|1| A hopeless case. You can’t teach them anything because they don’t have the aptitude.
The servant girl did not reply. She lowered her gaze, eyelashes trembling faintly.
“That Chen Ping, he’s not bad, but he’s too inflexible and stubborn to do anything. Once he becomes a kiln maker, it would mean that no matter how hard he works, he’ll never be able to make anything good. Why? Liu Xianyang’s master, Old Man Yao, treats him like trash.”
When Song Jixin said this, he mocked himself and chuckled lowly. “I’m actually worse off than Chen Ping.”
The servant girl did not know how to comfort her young master.
In this small town, she and Song Jixin had always been the rich in her street––among the most important subject people would discuss during tea hours and lunchtime because of Song Jixin’s background.
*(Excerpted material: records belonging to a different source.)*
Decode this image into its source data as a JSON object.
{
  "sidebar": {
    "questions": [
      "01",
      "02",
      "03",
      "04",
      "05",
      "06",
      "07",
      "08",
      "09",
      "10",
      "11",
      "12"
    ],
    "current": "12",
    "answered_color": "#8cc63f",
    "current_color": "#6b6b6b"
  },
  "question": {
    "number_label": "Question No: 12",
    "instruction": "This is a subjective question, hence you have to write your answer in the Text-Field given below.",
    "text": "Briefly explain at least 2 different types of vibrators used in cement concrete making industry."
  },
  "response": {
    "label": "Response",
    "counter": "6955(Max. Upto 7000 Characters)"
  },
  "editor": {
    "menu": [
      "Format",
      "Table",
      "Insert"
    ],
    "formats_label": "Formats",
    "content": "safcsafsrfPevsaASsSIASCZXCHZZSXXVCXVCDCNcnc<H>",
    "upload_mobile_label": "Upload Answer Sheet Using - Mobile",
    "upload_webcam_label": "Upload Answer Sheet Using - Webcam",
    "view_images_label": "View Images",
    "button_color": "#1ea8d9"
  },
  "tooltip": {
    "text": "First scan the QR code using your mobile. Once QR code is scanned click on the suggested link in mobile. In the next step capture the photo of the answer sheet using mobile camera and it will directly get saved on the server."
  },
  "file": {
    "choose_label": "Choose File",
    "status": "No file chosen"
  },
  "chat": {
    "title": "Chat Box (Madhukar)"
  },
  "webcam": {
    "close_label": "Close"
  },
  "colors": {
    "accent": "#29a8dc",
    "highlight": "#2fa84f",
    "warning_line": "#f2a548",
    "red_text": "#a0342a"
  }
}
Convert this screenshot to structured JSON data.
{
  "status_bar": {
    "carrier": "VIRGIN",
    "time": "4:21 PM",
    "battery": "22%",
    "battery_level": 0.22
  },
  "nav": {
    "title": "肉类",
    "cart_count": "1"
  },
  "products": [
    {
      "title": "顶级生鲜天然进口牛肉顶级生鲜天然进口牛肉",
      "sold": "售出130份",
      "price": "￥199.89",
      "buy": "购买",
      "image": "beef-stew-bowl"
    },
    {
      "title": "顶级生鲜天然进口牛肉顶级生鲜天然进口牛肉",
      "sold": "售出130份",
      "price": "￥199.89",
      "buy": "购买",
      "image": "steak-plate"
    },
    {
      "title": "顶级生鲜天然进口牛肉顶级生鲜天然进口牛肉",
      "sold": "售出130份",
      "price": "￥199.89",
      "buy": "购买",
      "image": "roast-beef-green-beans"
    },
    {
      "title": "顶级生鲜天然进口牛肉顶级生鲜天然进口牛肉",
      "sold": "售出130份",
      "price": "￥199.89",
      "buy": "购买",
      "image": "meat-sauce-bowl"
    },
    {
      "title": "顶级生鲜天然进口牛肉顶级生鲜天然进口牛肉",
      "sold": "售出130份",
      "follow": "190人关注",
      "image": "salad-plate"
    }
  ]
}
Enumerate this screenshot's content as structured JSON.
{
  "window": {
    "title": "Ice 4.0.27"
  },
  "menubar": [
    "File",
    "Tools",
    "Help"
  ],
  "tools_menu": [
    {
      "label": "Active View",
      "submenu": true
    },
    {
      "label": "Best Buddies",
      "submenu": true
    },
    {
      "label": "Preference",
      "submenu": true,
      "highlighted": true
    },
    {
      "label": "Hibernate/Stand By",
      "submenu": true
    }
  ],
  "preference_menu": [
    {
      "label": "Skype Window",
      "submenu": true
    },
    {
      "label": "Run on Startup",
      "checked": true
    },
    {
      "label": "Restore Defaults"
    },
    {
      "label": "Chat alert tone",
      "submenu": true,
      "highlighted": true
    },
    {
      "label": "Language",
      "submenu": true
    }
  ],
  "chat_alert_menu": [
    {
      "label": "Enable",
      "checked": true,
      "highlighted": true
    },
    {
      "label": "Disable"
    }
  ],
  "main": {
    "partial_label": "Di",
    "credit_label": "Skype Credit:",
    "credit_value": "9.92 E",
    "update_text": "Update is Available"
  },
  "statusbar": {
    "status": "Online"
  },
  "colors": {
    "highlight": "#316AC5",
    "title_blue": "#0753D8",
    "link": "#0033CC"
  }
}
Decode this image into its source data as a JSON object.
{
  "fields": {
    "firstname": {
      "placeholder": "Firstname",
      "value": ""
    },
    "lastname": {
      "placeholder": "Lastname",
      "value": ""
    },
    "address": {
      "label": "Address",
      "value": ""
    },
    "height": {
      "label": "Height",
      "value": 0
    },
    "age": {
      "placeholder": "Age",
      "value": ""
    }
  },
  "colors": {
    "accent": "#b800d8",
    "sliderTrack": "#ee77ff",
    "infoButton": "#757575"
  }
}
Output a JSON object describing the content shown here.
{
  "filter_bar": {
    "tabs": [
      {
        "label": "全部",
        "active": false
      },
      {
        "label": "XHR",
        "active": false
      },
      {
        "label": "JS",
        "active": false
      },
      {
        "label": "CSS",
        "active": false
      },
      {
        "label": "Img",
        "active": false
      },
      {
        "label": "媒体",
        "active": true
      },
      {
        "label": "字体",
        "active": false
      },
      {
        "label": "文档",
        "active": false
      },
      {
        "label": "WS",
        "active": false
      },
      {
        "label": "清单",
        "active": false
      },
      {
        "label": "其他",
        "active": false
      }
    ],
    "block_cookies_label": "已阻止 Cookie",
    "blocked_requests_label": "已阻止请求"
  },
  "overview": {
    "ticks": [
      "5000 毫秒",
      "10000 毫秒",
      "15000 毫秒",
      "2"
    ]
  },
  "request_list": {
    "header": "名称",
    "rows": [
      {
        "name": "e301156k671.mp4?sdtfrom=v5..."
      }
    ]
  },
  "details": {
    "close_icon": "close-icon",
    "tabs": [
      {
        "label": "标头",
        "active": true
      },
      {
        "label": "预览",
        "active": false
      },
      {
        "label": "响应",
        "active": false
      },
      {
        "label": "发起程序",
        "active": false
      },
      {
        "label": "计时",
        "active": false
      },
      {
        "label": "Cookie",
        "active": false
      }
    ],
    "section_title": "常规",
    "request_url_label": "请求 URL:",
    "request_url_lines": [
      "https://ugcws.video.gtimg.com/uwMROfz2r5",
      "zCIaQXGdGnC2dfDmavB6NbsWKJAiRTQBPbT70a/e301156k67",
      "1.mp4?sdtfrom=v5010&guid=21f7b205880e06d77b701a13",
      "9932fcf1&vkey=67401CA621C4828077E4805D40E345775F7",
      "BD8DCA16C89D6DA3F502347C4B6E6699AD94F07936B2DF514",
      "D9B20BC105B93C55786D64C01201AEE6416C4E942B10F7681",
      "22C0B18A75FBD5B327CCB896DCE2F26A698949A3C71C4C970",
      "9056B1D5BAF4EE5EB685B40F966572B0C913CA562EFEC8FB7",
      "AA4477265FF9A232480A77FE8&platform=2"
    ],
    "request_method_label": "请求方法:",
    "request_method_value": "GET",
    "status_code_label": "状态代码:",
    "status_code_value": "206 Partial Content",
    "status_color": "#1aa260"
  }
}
In the history of this town, overseers were often popular. Unlike the arrogant overseer from before, Song Jixin’s father, Master Song, did not hide in the government officer or close the doors for any help. Rather, he was quite intimate with the people, helping them with the kilns, with their studies, and any assistance the town needed.
Over the past ten years, he looked more like a villager of the countryside than someone from the capital. Master Song’s skin had been tanned that there seemed to be no difference between him and the peasants.